Too many times, especially since The Reformation, Christianity has become filled with either-or propostions. There are choices between faith or works, Bible or tradition, intellect or emotions, charismatic or fundamentalist. Modern American culture plays into that divisiveness with its own set of either-or choices.
But Nathan and Kim offer a different way of thinking. Instead of an “either-or” approach, they propose that the natural tensions inherent in Christian orthodoxy imply a “both-and” approach. Covering one topic per chapter, they discuss their identity as both evangelical and charismatic, desiring a community that is both united and diverse, showing concern for both justice and mercy, methods that involve both proclamation and demonstration, an ethic that is both social and personal, expectations that relate to both the now and the not yet, and a callings that is both relevant and orthodox.
Nathan brings his own “both-and” to the writing of the book. He is both an intellectually gifted thinker and writer, but also brings the practicality of being a senior pastor of a large church. Many of the examples in the book come from the church these men are pastors at, Vineyard Columbus.
The book strikes an unusual balance, offering a mix of practice and belief that will make many uncomfortable. There are times when the book will sound too liberal for conservatives, and times when it sounds too conservative for liberals. But that is an “either-or” dichotomy, and as this book makes clear, the Biblical path to maturity is something different.

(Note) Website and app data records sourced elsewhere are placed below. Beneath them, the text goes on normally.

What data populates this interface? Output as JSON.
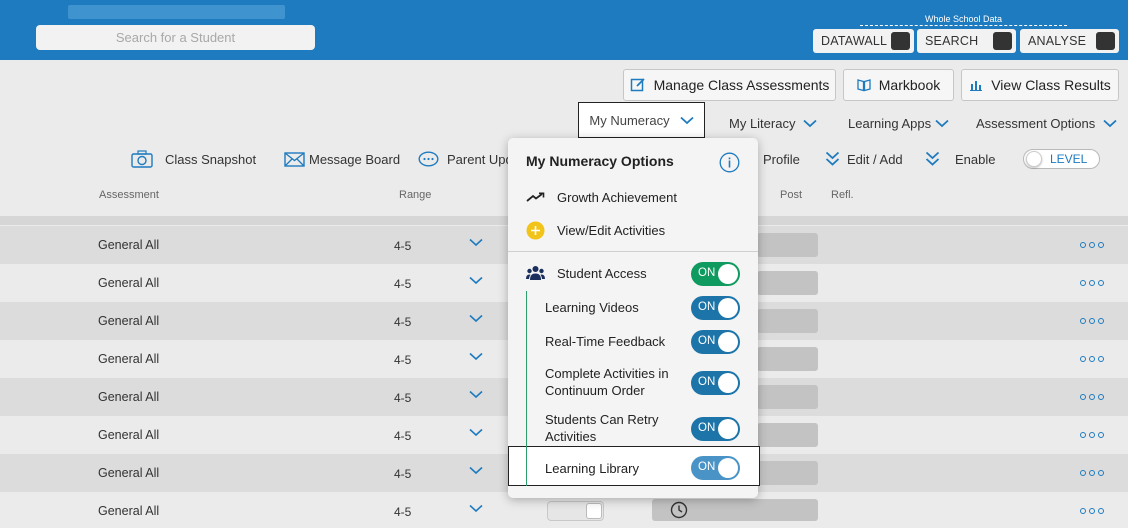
{
  "header": {
    "search_placeholder": "Search for a Student",
    "whole_school_label": "Whole School Data",
    "pills": [
      {
        "label": "DATAWALL"
      },
      {
        "label": "SEARCH"
      },
      {
        "label": "ANALYSE"
      }
    ]
  },
  "actions": {
    "manage": "Manage Class Assessments",
    "markbook": "Markbook",
    "results": "View Class Results"
  },
  "tabs": {
    "numeracy": "My Numeracy",
    "literacy": "My Literacy",
    "apps": "Learning Apps",
    "options": "Assessment Options"
  },
  "toolbar": {
    "snapshot": "Class Snapshot",
    "message": "Message Board",
    "parent": "Parent Upda",
    "profile": "Profile",
    "edit": "Edit / Add",
    "enable": "Enable",
    "level": "LEVEL"
  },
  "table": {
    "headers": {
      "assessment": "Assessment",
      "range": "Range",
      "post": "Post",
      "refl": "Refl."
    },
    "rows": [
      {
        "assessment": "General All",
        "range": "4-5"
      },
      {
        "assessment": "General All",
        "range": "4-5"
      },
      {
        "assessment": "General All",
        "range": "4-5"
      },
      {
        "assessment": "General All",
        "range": "4-5"
      },
      {
        "assessment": "General All",
        "range": "4-5"
      },
      {
        "assessment": "General All",
        "range": "4-5"
      },
      {
        "assessment": "General All",
        "range": "4-5"
      },
      {
        "assessment": "General All",
        "range": "4-5"
      }
    ]
  },
  "dropdown": {
    "title": "My Numeracy Options",
    "growth": "Growth Achievement",
    "view_edit": "View/Edit Activities",
    "student_access": "Student Access",
    "student_access_state": "ON",
    "learning_videos": "Learning Videos",
    "learning_videos_state": "ON",
    "realtime": "Real-Time Feedback",
    "realtime_state": "ON",
    "complete_1": "Complete Activities in",
    "complete_2": "Continuum Order",
    "complete_state": "ON",
    "retry_1": "Students Can Retry",
    "retry_2": "Activities",
    "retry_state": "ON",
    "library": "Learning Library",
    "library_state": "ON"
  },
  "colors": {
    "brand_blue": "#1e7bbf",
    "toggle_green": "#0f9a5f",
    "toggle_blue": "#1c74a9"
  }
}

Source: church bookstore.
Disclosure: I attend the church were these two men serve.